:: Task brief ::
Locate every line in the records below that contains the word "heading", and copy each one.

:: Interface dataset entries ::
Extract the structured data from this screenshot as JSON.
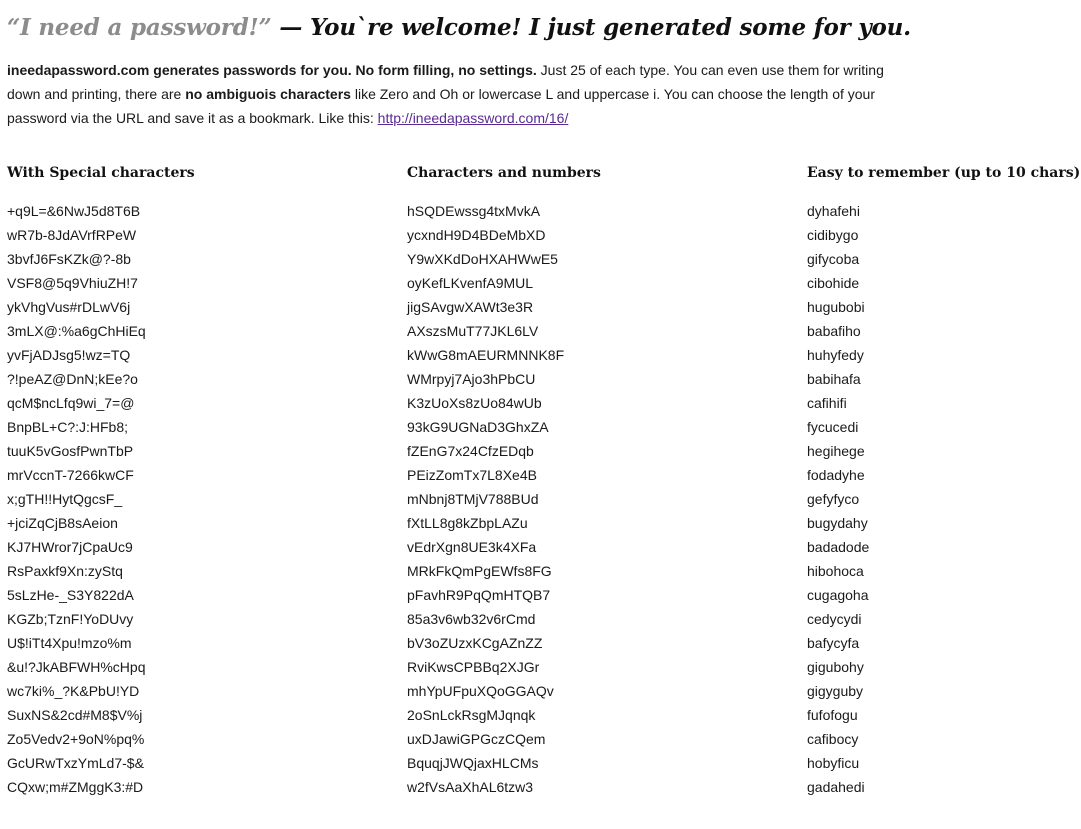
{
  "header": {
    "quote": "“I need a password!”",
    "rest": " — You`re welcome! I just generated some for you."
  },
  "intro": {
    "bold1": "ineedapassword.com generates passwords for you. No form filling, no settings.",
    "text1": " Just 25 of each type. You can even use them for writing down and printing, there are ",
    "bold2": "no ambiguois characters",
    "text2": " like Zero and Oh or lowercase L and uppercase i. You can choose the length of your password via the URL and save it as a bookmark. Like this: ",
    "link": "http://ineedapassword.com/16/",
    "link_color": "#5a2a92"
  },
  "columns": [
    {
      "heading": "With Special characters",
      "passwords": [
        "+q9L=&6NwJ5d8T6B",
        "wR7b-8JdAVrfRPeW",
        "3bvfJ6FsKZk@?-8b",
        "VSF8@5q9VhiuZH!7",
        "ykVhgVus#rDLwV6j",
        "3mLX@:%a6gChHiEq",
        "yvFjADJsg5!wz=TQ",
        "?!peAZ@DnN;kEe?o",
        "qcM$ncLfq9wi_7=@",
        "BnpBL+C?:J:HFb8;",
        "tuuK5vGosfPwnTbP",
        "mrVccnT-7266kwCF",
        "x;gTH!!HytQgcsF_",
        "+jciZqCjB8sAeion",
        "KJ7HWror7jCpaUc9",
        "RsPaxkf9Xn:zyStq",
        "5sLzHe-_S3Y822dA",
        "KGZb;TznF!YoDUvy",
        "U$!iTt4Xpu!mzo%m",
        "&u!?JkABFWH%cHpq",
        "wc7ki%_?K&PbU!YD",
        "SuxNS&2cd#M8$V%j",
        "Zo5Vedv2+9oN%pq%",
        "GcURwTxzYmLd7-$&",
        "CQxw;m#ZMggK3:#D"
      ]
    },
    {
      "heading": "Characters and numbers",
      "passwords": [
        "hSQDEwssg4txMvkA",
        "ycxndH9D4BDeMbXD",
        "Y9wXKdDoHXAHWwE5",
        "oyKefLKvenfA9MUL",
        "jigSAvgwXAWt3e3R",
        "AXszsMuT77JKL6LV",
        "kWwG8mAEURMNNK8F",
        "WMrpyj7Ajo3hPbCU",
        "K3zUoXs8zUo84wUb",
        "93kG9UGNaD3GhxZA",
        "fZEnG7x24CfzEDqb",
        "PEizZomTx7L8Xe4B",
        "mNbnj8TMjV788BUd",
        "fXtLL8g8kZbpLAZu",
        "vEdrXgn8UE3k4XFa",
        "MRkFkQmPgEWfs8FG",
        "pFavhR9PqQmHTQB7",
        "85a3v6wb32v6rCmd",
        "bV3oZUzxKCgAZnZZ",
        "RviKwsCPBBq2XJGr",
        "mhYpUFpuXQoGGAQv",
        "2oSnLckRsgMJqnqk",
        "uxDJawiGPGczCQem",
        "BquqjJWQjaxHLCMs",
        "w2fVsAaXhAL6tzw3"
      ]
    },
    {
      "heading": "Easy to remember (up to 10 chars)",
      "passwords": [
        "dyhafehi",
        "cidibygo",
        "gifycoba",
        "cibohide",
        "hugubobi",
        "babafiho",
        "huhyfedy",
        "babihafa",
        "cafihifi",
        "fycucedi",
        "hegihege",
        "fodadyhe",
        "gefyfyco",
        "bugydahy",
        "badadode",
        "hibohoca",
        "cugagoha",
        "cedycydi",
        "bafycyfa",
        "gigubohy",
        "gigyguby",
        "fufofogu",
        "cafibocy",
        "hobyficu",
        "gadahedi"
      ]
    }
  ]
}
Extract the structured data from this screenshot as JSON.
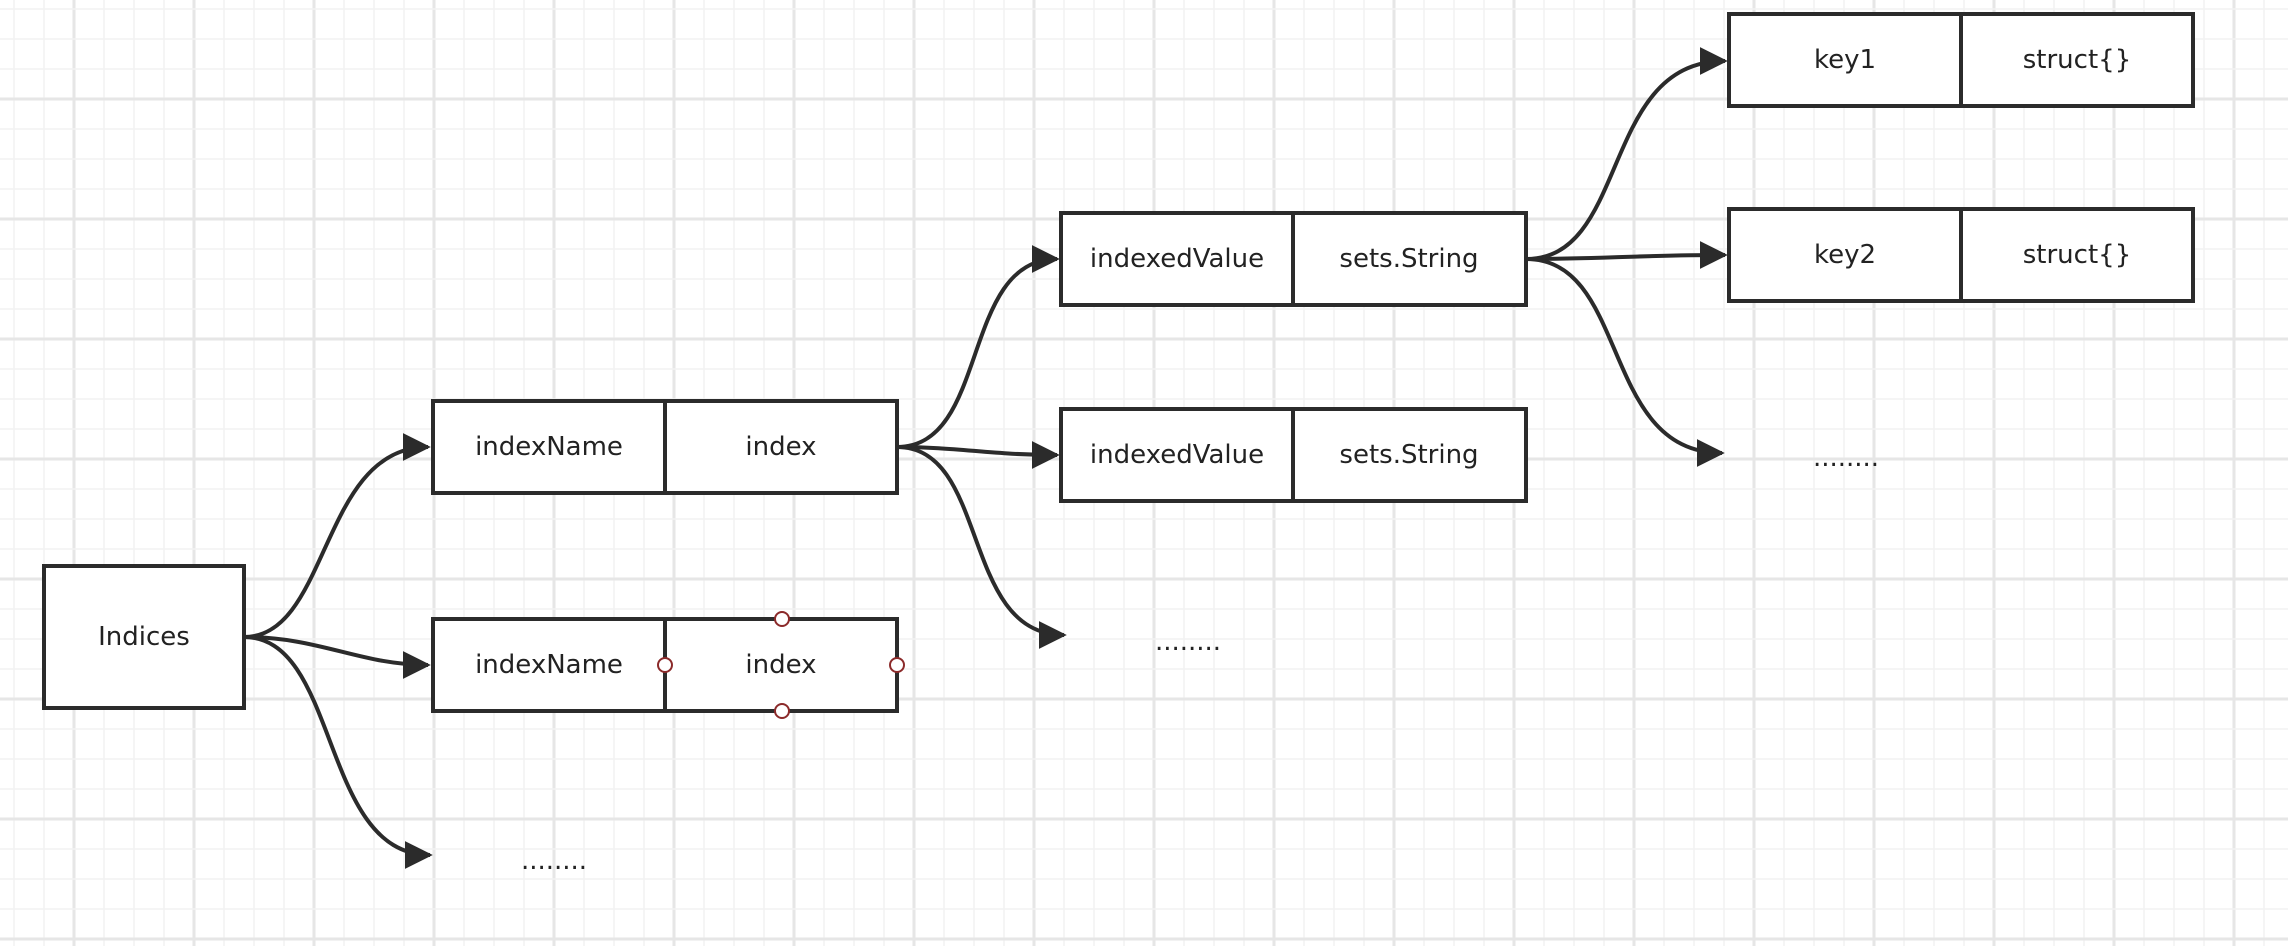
{
  "colors": {
    "stroke": "#2b2b2b",
    "grid_minor": "#f2f2f2",
    "grid_major": "#e6e6e6",
    "handle": "#8b2a2a"
  },
  "nodes": {
    "indices": "Indices",
    "level1": [
      {
        "left": "indexName",
        "right": "index"
      },
      {
        "left": "indexName",
        "right": "index",
        "selected": true
      }
    ],
    "level1_more": "........",
    "level2": [
      {
        "left": "indexedValue",
        "right": "sets.String"
      },
      {
        "left": "indexedValue",
        "right": "sets.String"
      }
    ],
    "level2_more": "........",
    "level3": [
      {
        "left": "key1",
        "right": "struct{}"
      },
      {
        "left": "key2",
        "right": "struct{}"
      }
    ],
    "level3_more": "........"
  }
}
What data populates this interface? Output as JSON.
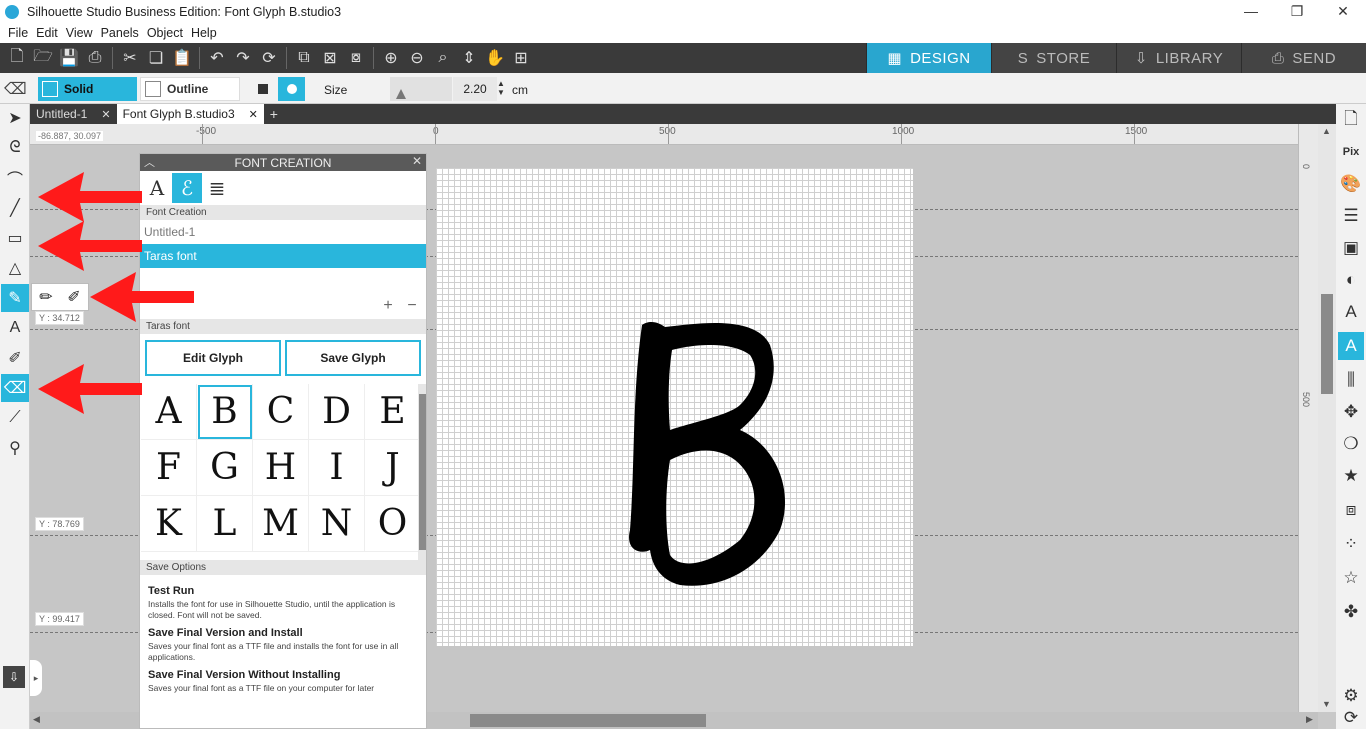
{
  "window": {
    "title": "Silhouette Studio Business Edition: Font Glyph B.studio3",
    "controls": [
      "—",
      "❐",
      "✕"
    ]
  },
  "menu": [
    "File",
    "Edit",
    "View",
    "Panels",
    "Object",
    "Help"
  ],
  "modes": [
    {
      "label": "DESIGN",
      "icon": "▦"
    },
    {
      "label": "STORE",
      "icon": "S"
    },
    {
      "label": "LIBRARY",
      "icon": "⇩"
    },
    {
      "label": "SEND",
      "icon": "⎙"
    }
  ],
  "options": {
    "solid_label": "Solid",
    "outline_label": "Outline",
    "size_label": "Size",
    "size_value": "2.20",
    "size_unit": "cm"
  },
  "doc_tabs": [
    {
      "label": "Untitled-1"
    },
    {
      "label": "Font Glyph B.studio3"
    }
  ],
  "ruler": {
    "top_labels": [
      "-500",
      "0",
      "500",
      "1000",
      "1500"
    ],
    "side_labels": [
      "0",
      "500"
    ],
    "coord_readout": "-86.887, 30.097"
  },
  "canvas": {
    "coord_labels": [
      "Y : 34.712",
      "Y : 78.769",
      "Y : 99.417"
    ],
    "glyph_letter": "B"
  },
  "font_panel": {
    "title": "FONT CREATION",
    "section_font_creation": "Font Creation",
    "fonts": [
      "Untitled-1",
      "Taras font"
    ],
    "selected_font_header": "Taras font",
    "edit_glyph_label": "Edit Glyph",
    "save_glyph_label": "Save Glyph",
    "glyphs": [
      "A",
      "B",
      "C",
      "D",
      "E",
      "F",
      "G",
      "H",
      "I",
      "J",
      "K",
      "L",
      "M",
      "N",
      "O"
    ],
    "selected_glyph": "B",
    "save_options_header": "Save Options",
    "save_options": [
      {
        "title": "Test Run",
        "desc": "Installs the font for use in Silhouette Studio, until the application is closed. Font will not be saved."
      },
      {
        "title": "Save Final Version and Install",
        "desc": "Saves your final font as a TTF file and installs the font for use in all applications."
      },
      {
        "title": "Save Final Version Without Installing",
        "desc": "Saves your final font as a TTF file on your computer for later"
      }
    ]
  },
  "colors": {
    "accent": "#29b6dc",
    "toolbar_bg": "#3a3a3a",
    "annotation_arrow": "#ff1a1a"
  }
}
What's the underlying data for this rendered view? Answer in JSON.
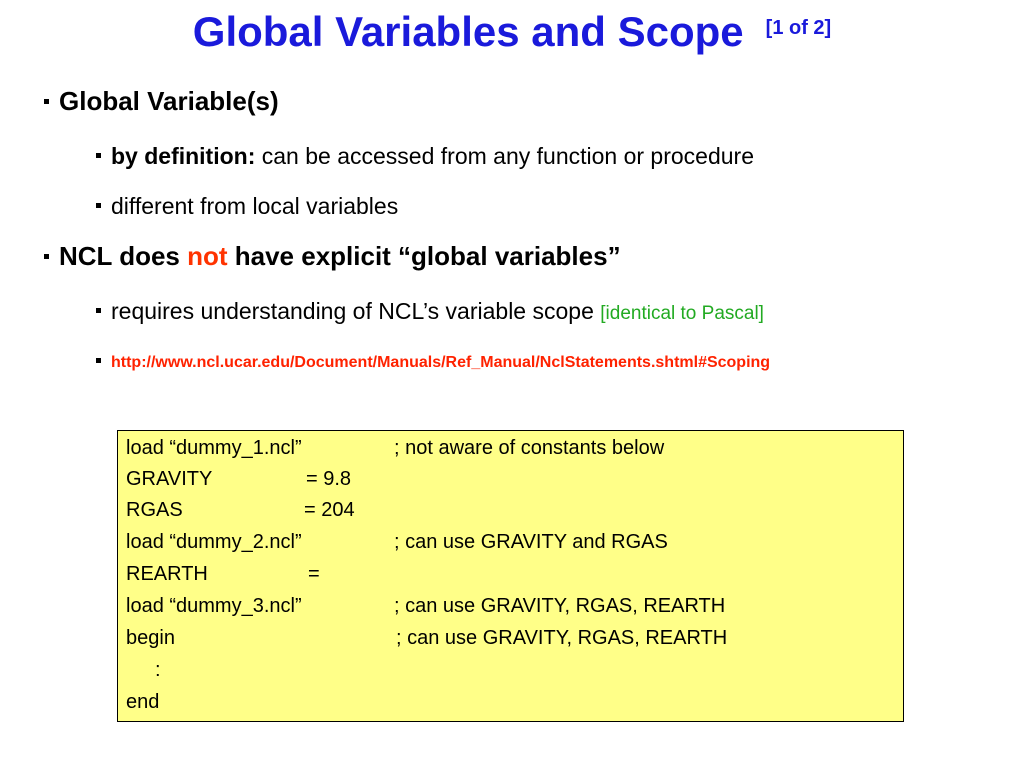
{
  "slide": {
    "title": "Global Variables and Scope",
    "title_part": "[1 of 2]",
    "bullets": [
      {
        "text": "Global Variable(s)"
      },
      {
        "bold_prefix": "by definition:",
        "text": " can be accessed from any function or  procedure"
      },
      {
        "text": "different from local variables"
      },
      {
        "text_a": "NCL does ",
        "highlight": "not",
        "text_b": " have explicit “global variables”"
      },
      {
        "text": "requires understanding of NCL’s variable scope ",
        "note": "[identical to Pascal]"
      },
      {
        "link": "http://www.ncl.ucar.edu/Document/Manuals/Ref_Manual/NclStatements.shtml#Scoping"
      }
    ],
    "code_lines": [
      {
        "code": "load “dummy_1.ncl”",
        "comment": "; not aware of constants below"
      },
      {
        "code": "GRAVITY",
        "comment": "= 9.8"
      },
      {
        "code": "RGAS",
        "comment": "= 204"
      },
      {
        "code": "load “dummy_2.ncl”",
        "comment": "; can use GRAVITY and RGAS"
      },
      {
        "code": "REARTH",
        "comment": "="
      },
      {
        "code": "load “dummy_3.ncl”",
        "comment": "; can use GRAVITY, RGAS, REARTH"
      },
      {
        "code": "begin",
        "comment": "; can use GRAVITY, RGAS, REARTH"
      },
      {
        "code": "    :",
        "comment": ""
      },
      {
        "code": "end",
        "comment": ""
      }
    ],
    "colors": {
      "title": "#1a1adb",
      "highlight": "#ff3300",
      "note": "#22aa22",
      "link": "#ff2200",
      "code_background": "#ffff88"
    }
  }
}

:: Response for this exercise ::
      "heading": "With Special characters",
      "heading": "Characters and numbers",
      "heading": "Easy to remember (up to 10 chars)",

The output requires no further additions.